(Given data)
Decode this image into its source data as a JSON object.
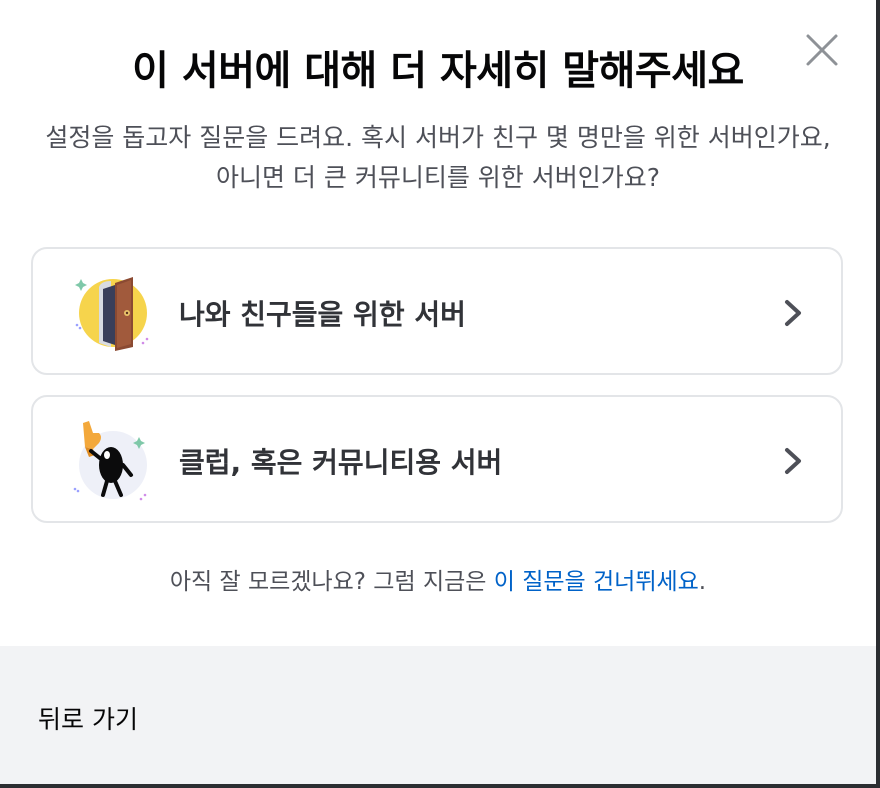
{
  "modal": {
    "title": "이 서버에 대해 더 자세히 말해주세요",
    "subtitle": "설정을 돕고자 질문을 드려요. 혹시 서버가 친구 몇 명만을 위한 서버인가요, 아니면 더 큰 커뮤니티를 위한 서버인가요?"
  },
  "options": [
    {
      "label": "나와 친구들을 위한 서버",
      "icon": "door-illustration-icon"
    },
    {
      "label": "클럽, 혹은 커뮤니티용 서버",
      "icon": "foam-finger-mascot-icon"
    }
  ],
  "skip": {
    "prefix": "아직 잘 모르겠나요? 그럼 지금은 ",
    "link": "이 질문을 건너뛰세요",
    "suffix": "."
  },
  "footer": {
    "back_label": "뒤로 가기"
  },
  "colors": {
    "title": "#060607",
    "subtitle": "#4e5058",
    "link": "#0062c8",
    "footer_bg": "#f2f3f5",
    "card_border": "#e3e5e8"
  }
}
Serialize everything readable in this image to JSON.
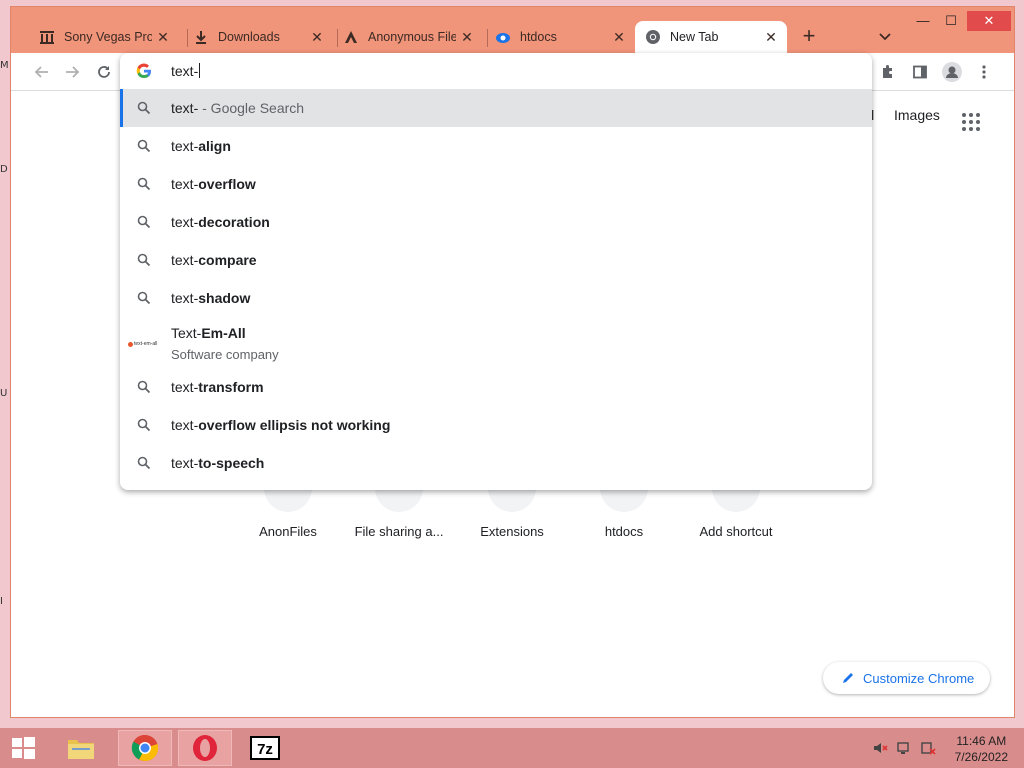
{
  "browser": {
    "tabs": [
      {
        "label": "Sony Vegas Pro",
        "icon": "building-icon",
        "active": false
      },
      {
        "label": "Downloads",
        "icon": "download-icon",
        "active": false
      },
      {
        "label": "Anonymous File",
        "icon": "anonfiles-icon",
        "active": false
      },
      {
        "label": "htdocs",
        "icon": "cloud-icon",
        "active": false
      },
      {
        "label": "New Tab",
        "icon": "chrome-icon",
        "active": true
      }
    ],
    "new_tab_symbol": "+",
    "window_controls": {
      "minimize": "—",
      "maximize": "☐",
      "close": "✕"
    }
  },
  "omnibox": {
    "value": "text-",
    "suggestions": [
      {
        "prefix": "text-",
        "bold": "",
        "suffix": " - Google Search",
        "type": "search",
        "selected": true
      },
      {
        "prefix": "text-",
        "bold": "align",
        "type": "search"
      },
      {
        "prefix": "text-",
        "bold": "overflow",
        "type": "search"
      },
      {
        "prefix": "text-",
        "bold": "decoration",
        "type": "search"
      },
      {
        "prefix": "text-",
        "bold": "compare",
        "type": "search"
      },
      {
        "prefix": "text-",
        "bold": "shadow",
        "type": "search"
      },
      {
        "prefix": "Text-",
        "bold": "Em-All",
        "subtitle": "Software company",
        "type": "entity",
        "logo_text": "text-em-all"
      },
      {
        "prefix": "text-",
        "bold": "transform",
        "type": "search"
      },
      {
        "prefix": "text-",
        "bold": "overflow ellipsis not working",
        "type": "search"
      },
      {
        "prefix": "text-",
        "bold": "to-speech",
        "type": "search"
      }
    ]
  },
  "page": {
    "top_links": {
      "gmail_partial": "il",
      "images": "Images"
    },
    "shortcuts": [
      {
        "label": "AnonFiles"
      },
      {
        "label": "File sharing a..."
      },
      {
        "label": "Extensions"
      },
      {
        "label": "htdocs"
      },
      {
        "label": "Add shortcut"
      }
    ],
    "customize_label": "Customize Chrome"
  },
  "taskbar": {
    "time": "11:46 AM",
    "date": "7/26/2022",
    "apps": [
      "start",
      "file-explorer",
      "chrome",
      "opera",
      "7zip"
    ]
  },
  "colors": {
    "accent": "#1a73e8",
    "frame": "#f0947a",
    "taskbar": "#d98c8c"
  }
}
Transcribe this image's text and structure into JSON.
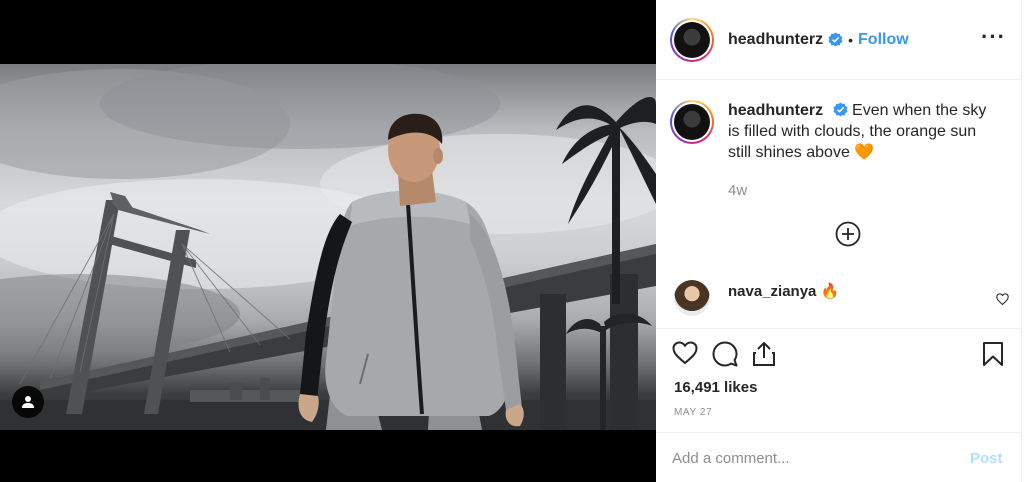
{
  "post": {
    "username": "headhunterz",
    "verified": true,
    "separator": "•",
    "follow_label": "Follow",
    "more_label": "···"
  },
  "caption": {
    "username": "headhunterz",
    "text": "Even when the sky is filled with clouds, the orange sun still shines above 🧡",
    "time": "4w"
  },
  "comments": [
    {
      "username": "nava_zianya",
      "text": "🔥"
    }
  ],
  "engagement": {
    "likes": "16,491 likes",
    "date": "MAY 27"
  },
  "comment_box": {
    "placeholder": "Add a comment...",
    "post_label": "Post"
  },
  "colors": {
    "accent": "#3897f0",
    "post_disabled": "#b2dffc",
    "muted": "#8e8e8e",
    "border": "#efefef"
  },
  "icons": [
    "user-tag-icon",
    "verified-badge-icon",
    "more-options-icon",
    "load-more-comments-icon",
    "like-icon",
    "comment-icon",
    "share-icon",
    "save-icon"
  ]
}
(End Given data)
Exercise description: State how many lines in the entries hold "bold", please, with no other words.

Response to this exercise: 10